START PROVIDED INFORMATION

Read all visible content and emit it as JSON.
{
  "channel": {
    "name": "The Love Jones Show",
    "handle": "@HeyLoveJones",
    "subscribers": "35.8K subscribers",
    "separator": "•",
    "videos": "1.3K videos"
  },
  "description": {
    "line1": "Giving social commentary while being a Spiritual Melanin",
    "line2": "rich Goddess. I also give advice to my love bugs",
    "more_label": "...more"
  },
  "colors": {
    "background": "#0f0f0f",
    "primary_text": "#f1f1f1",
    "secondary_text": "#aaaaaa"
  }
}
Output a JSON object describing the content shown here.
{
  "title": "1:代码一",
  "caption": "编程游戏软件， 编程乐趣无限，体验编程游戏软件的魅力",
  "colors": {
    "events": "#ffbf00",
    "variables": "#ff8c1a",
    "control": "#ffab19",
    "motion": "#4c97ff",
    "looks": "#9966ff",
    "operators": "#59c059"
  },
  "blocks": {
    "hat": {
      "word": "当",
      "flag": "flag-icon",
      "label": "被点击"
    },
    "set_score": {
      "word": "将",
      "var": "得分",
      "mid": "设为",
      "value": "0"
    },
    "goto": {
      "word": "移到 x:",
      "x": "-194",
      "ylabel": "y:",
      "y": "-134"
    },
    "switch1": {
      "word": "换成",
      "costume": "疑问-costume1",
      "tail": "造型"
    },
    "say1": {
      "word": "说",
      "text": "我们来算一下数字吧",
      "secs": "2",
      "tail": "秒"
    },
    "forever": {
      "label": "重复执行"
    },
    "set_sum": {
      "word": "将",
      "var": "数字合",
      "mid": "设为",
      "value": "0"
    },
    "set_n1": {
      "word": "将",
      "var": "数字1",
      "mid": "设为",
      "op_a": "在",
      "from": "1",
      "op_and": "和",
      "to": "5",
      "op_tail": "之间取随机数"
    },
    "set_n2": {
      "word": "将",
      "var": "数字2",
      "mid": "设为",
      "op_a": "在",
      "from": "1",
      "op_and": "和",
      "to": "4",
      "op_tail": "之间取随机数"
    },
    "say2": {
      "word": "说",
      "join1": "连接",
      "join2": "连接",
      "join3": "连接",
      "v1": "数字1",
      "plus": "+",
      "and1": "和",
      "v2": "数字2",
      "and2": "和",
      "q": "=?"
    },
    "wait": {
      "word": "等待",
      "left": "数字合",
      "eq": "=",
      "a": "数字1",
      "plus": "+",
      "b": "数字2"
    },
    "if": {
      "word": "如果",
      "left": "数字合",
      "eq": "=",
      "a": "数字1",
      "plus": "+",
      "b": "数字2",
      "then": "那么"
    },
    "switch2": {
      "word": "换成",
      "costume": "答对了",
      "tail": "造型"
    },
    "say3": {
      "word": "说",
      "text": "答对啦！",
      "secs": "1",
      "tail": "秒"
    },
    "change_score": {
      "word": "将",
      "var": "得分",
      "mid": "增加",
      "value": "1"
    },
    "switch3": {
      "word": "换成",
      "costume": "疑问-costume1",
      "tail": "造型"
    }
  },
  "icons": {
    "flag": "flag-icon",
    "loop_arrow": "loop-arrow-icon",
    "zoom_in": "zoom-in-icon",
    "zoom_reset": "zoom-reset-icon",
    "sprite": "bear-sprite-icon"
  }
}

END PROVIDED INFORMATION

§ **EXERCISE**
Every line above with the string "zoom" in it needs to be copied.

§ **RESULT OF THIS EXERCISE**
    "zoom_in": "zoom-in-icon",
    "zoom_reset": "zoom-reset-icon",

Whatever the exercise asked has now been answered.